'Big Mo' Will Mow Down 'Frontrunner'

A week before the Iowa caucuses, Rudy Giuliani was still atop the Republican presidential field in the Real Clear Politics (RCP) average of national polls. “Big Mo,” however, is about to mow him down.

I learned about momentum as Pat Buchanan’s 1996 campaign manager. Buchanan won early contests in Alaska and Louisiana that year, placed second in Iowa and won New Hampshire. In the process, he dashed the hopes of Sen. Phil Gramm of Texas, whose initial strategy held similarities to Giuliani’s now.

Heading into summer 1995, Buchanan’s imminent victories seemed improbable. Dole held a commanding lead in Iowa, where Gramm ran a distant second. A Des Moines Register poll in May gave Dole 58 percent, Gramm 11 percent and Buchanan 6 percent.

Dole held a similar lead in New Hampshire, where Buchanan ran a distant second. A New Hampshire poll in May gave Dole 44 percent, Buchanan 13 percent and Gramm 7 percent.

Buchanan’s problem was twofold: He could not allow Gramm to defeat him in the race to become the conservative alternative to Dole, and he had to beat Dole somewhere early if he was going to eventually beat Dole for the nomination. In practice, that meant Buchanan had to beat expectations (and, hopefully, Gramm, too) in Iowa to gather the momentum to overcome Dole’s lead in New Hampshire, where Buchanan had scored a surprising 37 percent against the sitting President George H.W. Bush in 1992, and thus had his own expectations to meet.

Gramm’s campaign believed that if Gramm could survive New Hampshire, he could use his huge treasure chest and presumed advantage in the South and West to defeat Dole.
Gramm’s campaign manager, Charlie Black, explained this to the Hotline that fall.
“Traditionally, Iowa and New Hampshire act as the filter, so coming out of New Hampshire it’s down to no more than three competitive candidates, maybe no more than two,” said Black. “We want to make that cut, because then we go into the part of the calendar that is very Gramm-friendly.”

At first, it looked like there was only one obvious momentum-changer between spring 1995 and the 1996 Iowa caucuses: the August Iowa Republican Party straw poll in Ames.
To do well there, as in the caucuses, a candidate had to identify supporters and get them to an event to vote.

It turned into a triumph for Gramm. He and Dole exactly tied. Buchanan finished third, the minimum he needed to survive.

But then Gramm made two mistakes. He competed in a straw poll at Alaska’s caucuses (which would not bind any delegates) and in caucuses (promoted by his local supporters) in Louisiana (which would bind delegates). Both caucuses were scheduled before Iowa’s. Gramm’s campaign evidently calculated it could use victories in Alaska and Louisiana (where Dole would not participate) to gain the momentum to actually beat Dole in Iowa, and perhaps deliver a death blow to the frontrunner’s campaign.

In fact, the two pre-Iowa events gave Buchanan a chance to deliver a death blow to Gramm’s campaign.

Buchanan won Alaska.
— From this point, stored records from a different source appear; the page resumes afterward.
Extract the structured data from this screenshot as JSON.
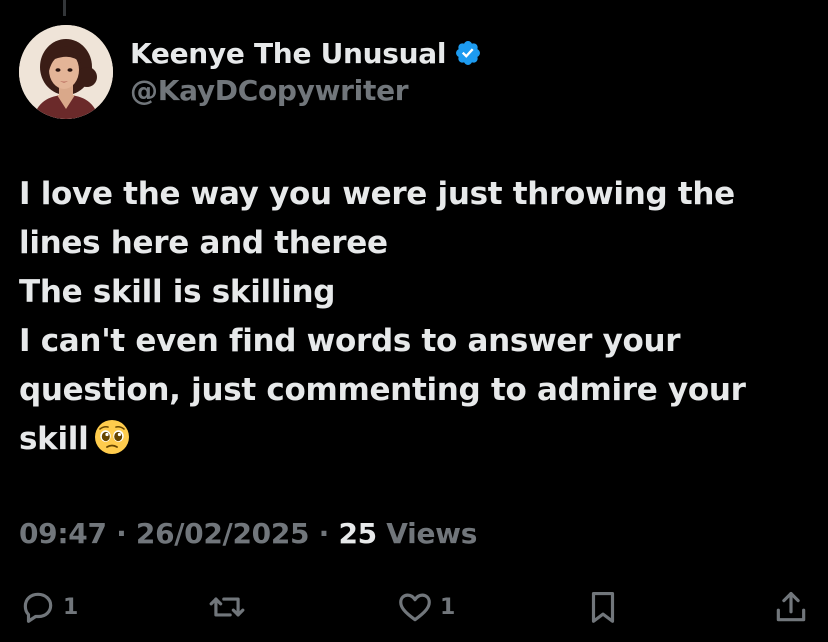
{
  "author": {
    "display_name": "Keenye The Unusual",
    "handle": "@KayDCopywriter",
    "verified": true,
    "avatar_icon": "profile-avatar"
  },
  "post": {
    "lines": [
      "I love the way you were just throwing the",
      "lines here and theree",
      "The skill is skilling",
      "I can't even find words to answer your",
      "question, just commenting to admire your",
      "skill"
    ],
    "emoji": "pleading-face-emoji"
  },
  "meta": {
    "time": "09:47",
    "separator": "·",
    "date": "26/02/2025",
    "views_count": "25",
    "views_label": "Views"
  },
  "actions": {
    "reply_count": "1",
    "like_count": "1"
  },
  "colors": {
    "background": "#000000",
    "text": "#e7e9ea",
    "secondary": "#71767b",
    "verified": "#1d9bf0"
  }
}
Steve Forbes, who had entered the race in September (after the Ames straw poll) and had enjoyed a Fred Thompson-like surge, placed second. Gramm took fifth.

 “I clearly need to win in Louisiana,” Gramm conceded to the Wall Street Journal. But Buchanan had the “Big Mo” — as well as the right message for the state — and beat Gramm again.

 “I have said from the beginning, if you don’t get first, second or third in Iowa that you’re not going to win the Republican nomination,” Gramm told the Des Moines Register.
Gramm took fifth. Two days later he dropped out — before the Southern and Western primaries he thought would give him the nomination.

Buoyed by his Alaska and Louisiana victories, Buchanan fell just 2,866 votes short of beating Dole in Iowa. That gave him enough momentum to edge out Dole a week later in New Hampshire, but not enough to propel him through the states that followed.

This year, former Massachusetts Gov. Mitt Romney and former Arkansas Gov. Mike Huckabee finished first and second in the Ames straw poll. Romney and Huckabee are now competing for one and two in the Iowa caucuses.

Giuliani now sees Florida’s Jan. 29 primary as his firewall. But before that distant day comes the Jan. 3 Iowa caucuses, where he is running fifth in the RCP average of polls, the Jan. 8 New Hampshire primary, where he is running third, the Jan. 15 Michigan primary, where he is running fourth, and the Jan. 19 South Carolina primary, where he is running fifth.

In Iowa and South Carolina, Huckabee leads. In New Hampshire and Michigan, Romney leads. In New Hampshire, Sen. John McCain, the 2000 Granite State winner, is a close second to Romney and on the rise.

The Republican nominating contest is now a three-way race that does not include the national frontrunner.